• [Excerpts from an interface dataset]:
____

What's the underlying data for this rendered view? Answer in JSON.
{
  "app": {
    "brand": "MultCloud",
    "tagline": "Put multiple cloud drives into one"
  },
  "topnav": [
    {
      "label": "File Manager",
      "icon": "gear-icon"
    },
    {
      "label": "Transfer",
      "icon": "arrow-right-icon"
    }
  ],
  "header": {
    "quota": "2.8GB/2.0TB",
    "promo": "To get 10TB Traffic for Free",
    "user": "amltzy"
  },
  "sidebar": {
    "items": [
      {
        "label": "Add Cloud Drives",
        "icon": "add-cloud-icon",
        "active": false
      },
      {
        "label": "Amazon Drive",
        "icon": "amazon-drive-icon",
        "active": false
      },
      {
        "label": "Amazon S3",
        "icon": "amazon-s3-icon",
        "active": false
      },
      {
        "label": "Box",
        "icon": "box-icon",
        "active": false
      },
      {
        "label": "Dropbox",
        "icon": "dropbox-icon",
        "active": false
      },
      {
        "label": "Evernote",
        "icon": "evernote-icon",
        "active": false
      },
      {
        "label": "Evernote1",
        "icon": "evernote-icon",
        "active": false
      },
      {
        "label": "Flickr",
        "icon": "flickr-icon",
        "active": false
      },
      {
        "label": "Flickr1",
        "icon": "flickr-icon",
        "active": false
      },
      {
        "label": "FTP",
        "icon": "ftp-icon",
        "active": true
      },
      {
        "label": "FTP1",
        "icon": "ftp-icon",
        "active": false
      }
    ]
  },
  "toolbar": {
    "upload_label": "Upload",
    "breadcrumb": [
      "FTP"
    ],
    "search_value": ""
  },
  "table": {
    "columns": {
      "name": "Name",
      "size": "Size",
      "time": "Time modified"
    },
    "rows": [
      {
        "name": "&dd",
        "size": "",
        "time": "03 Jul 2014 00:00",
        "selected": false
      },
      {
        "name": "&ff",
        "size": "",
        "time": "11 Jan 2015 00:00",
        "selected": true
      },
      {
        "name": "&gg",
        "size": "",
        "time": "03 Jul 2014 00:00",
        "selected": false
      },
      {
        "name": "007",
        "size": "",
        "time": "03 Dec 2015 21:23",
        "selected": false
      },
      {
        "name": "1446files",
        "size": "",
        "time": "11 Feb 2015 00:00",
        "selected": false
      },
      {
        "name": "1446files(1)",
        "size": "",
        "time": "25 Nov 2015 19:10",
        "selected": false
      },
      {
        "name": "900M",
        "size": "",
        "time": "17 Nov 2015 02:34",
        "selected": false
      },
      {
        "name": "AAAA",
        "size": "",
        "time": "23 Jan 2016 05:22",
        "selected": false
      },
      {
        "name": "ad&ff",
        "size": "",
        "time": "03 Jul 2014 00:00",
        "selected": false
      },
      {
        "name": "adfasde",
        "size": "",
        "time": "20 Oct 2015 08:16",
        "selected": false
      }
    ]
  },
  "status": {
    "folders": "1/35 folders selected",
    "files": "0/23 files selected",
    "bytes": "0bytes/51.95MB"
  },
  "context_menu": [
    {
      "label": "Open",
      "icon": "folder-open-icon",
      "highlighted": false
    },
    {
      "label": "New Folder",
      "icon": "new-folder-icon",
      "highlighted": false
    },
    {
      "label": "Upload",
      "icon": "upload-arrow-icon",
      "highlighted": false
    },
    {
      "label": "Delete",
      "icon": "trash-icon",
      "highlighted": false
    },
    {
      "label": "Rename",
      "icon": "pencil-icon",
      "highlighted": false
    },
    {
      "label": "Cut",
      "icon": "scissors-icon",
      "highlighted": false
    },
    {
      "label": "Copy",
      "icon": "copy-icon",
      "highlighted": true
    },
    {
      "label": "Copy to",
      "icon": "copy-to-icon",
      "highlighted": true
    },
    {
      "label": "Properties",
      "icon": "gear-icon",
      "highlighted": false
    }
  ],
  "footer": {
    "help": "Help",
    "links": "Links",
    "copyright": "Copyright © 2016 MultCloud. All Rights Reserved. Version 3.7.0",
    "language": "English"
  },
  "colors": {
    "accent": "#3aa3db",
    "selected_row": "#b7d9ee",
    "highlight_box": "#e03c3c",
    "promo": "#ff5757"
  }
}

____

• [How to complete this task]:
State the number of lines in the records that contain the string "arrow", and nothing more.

• [Solution]:
2